Other Engines[edit]

Storm[edit]

The Storm engine is basically a scaled down Churchill MkIII for use in the Skybolt rocket.[6] Able to produce around 7000 kg of thrust it acts as an operational successor to the Churchill research engines.

Education[edit]

The company operate an Educational Outreach Programme for schools and other similar entities in the UK. Using real examples of rockets and scientific principles, the programme aims to excite and inspire pupils to get interested in Science and Engineering. The outreach side of Starchaser contributes extensively to their much-needed funding. From 2005 onwards, due to the amount of money needed to continue research and development on the rockets increasing rapidly, the tour of schools became a more important part of the company.

Legal issues[edit]

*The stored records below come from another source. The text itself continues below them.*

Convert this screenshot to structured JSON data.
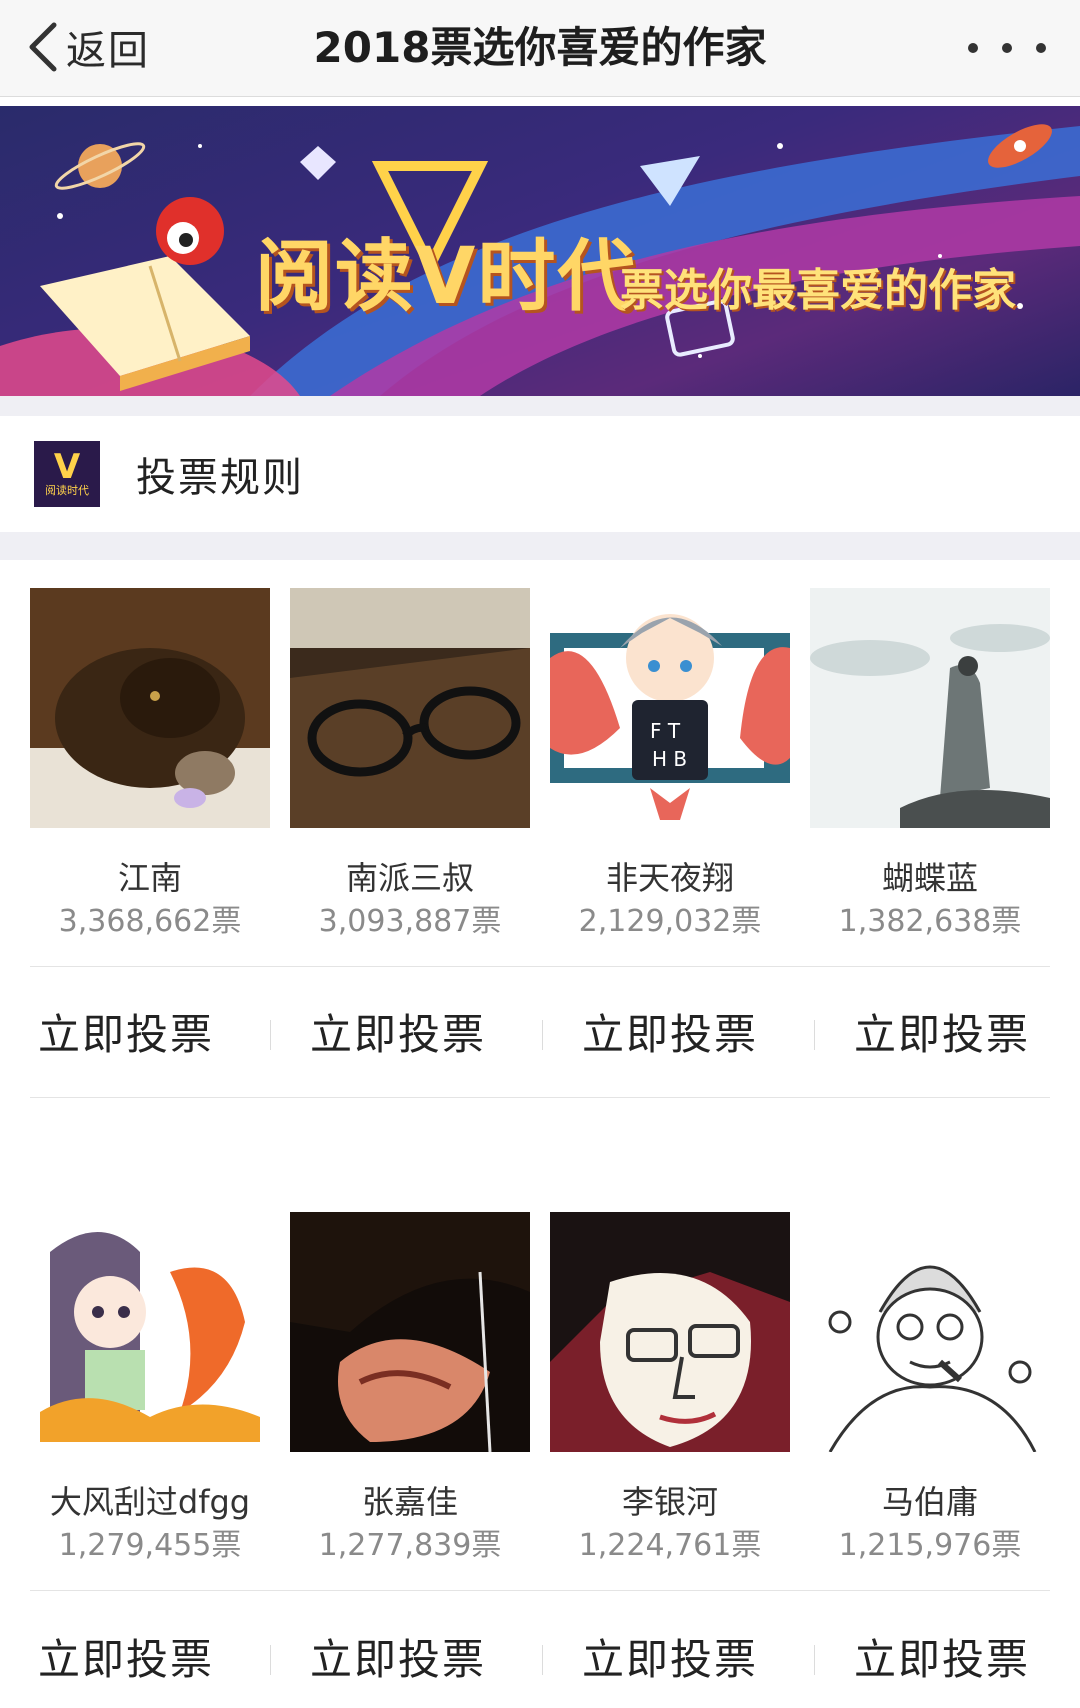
{
  "nav": {
    "back_label": "返回",
    "title": "2018票选你喜爱的作家"
  },
  "banner": {
    "headline": "阅读V时代",
    "subtitle": "票选你最喜爱的作家"
  },
  "rules": {
    "logo_text": "阅读时代",
    "label": "投票规则"
  },
  "vote_label": "立即投票",
  "authors": [
    {
      "name": "江南",
      "votes": "3,368,662票"
    },
    {
      "name": "南派三叔",
      "votes": "3,093,887票"
    },
    {
      "name": "非天夜翔",
      "votes": "2,129,032票"
    },
    {
      "name": "蝴蝶蓝",
      "votes": "1,382,638票"
    },
    {
      "name": "大风刮过dfgg",
      "votes": "1,279,455票"
    },
    {
      "name": "张嘉佳",
      "votes": "1,277,839票"
    },
    {
      "name": "李银河",
      "votes": "1,224,761票"
    },
    {
      "name": "马伯庸",
      "votes": "1,215,976票"
    }
  ]
}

In 2002 Steven Bennet took legal action against the BBC corporately (and Dr David Whitehouse, the BBC's science correspondent, personally. Such a personal action was not legally necessary) in response to an article written by Whitehouse. Bennet claimed that the article contained a number of errors and false allegations.[7][8] The BBC defended its article robustly. Just before the trial, scheduled for July 2003 Starchaser withdrew their action and decided not to go to court with their case provided the BBC agreed to pay Starchaser's costs. This meant Starchaser obtained no benefit from the litigation. The BBC was prepared to go to court but in the interests of saving licence fee payer's money agreed but did not issue Starchaser with an apology, and the BBC continues to stand by its article.[citation needed]

See also[edit]

References[edit]

  1. ^ "Chronology of events". 
  2. ^ http://www.starchaser.co.uk/chron_key_events.php
  3. ^ Bunyan, Nigel (23 November 2001). "Amateur's rocket soars 5,000ft over Morecambe Bay". The Telegraph. Retrieved 13 September 2015. 
  4. ^ "Skybolt Profile". Starchaser Industries. Retrieved 13 September 2015. 
  5. ^ http://starchaser.co.uk/churchhill_project.php
  6. ^ http://starchaser.co.uk/storm_more.php
  7. ^ Whitehouse, David (26 June 2001). "Private rocket launch is 'suicidal'". BBC News Online. BBC News. Archived from the original on 26 June 2001. Retrieved 13 September 2015. 
  8. ^ Derbyshire, David (31 August 2002). "Rocket builder sues BBC for £50,000". The Daily Telegraph. London. Retrieved 2013-08-15. 

External links[edit]

News items[edit]

Video clips[edit]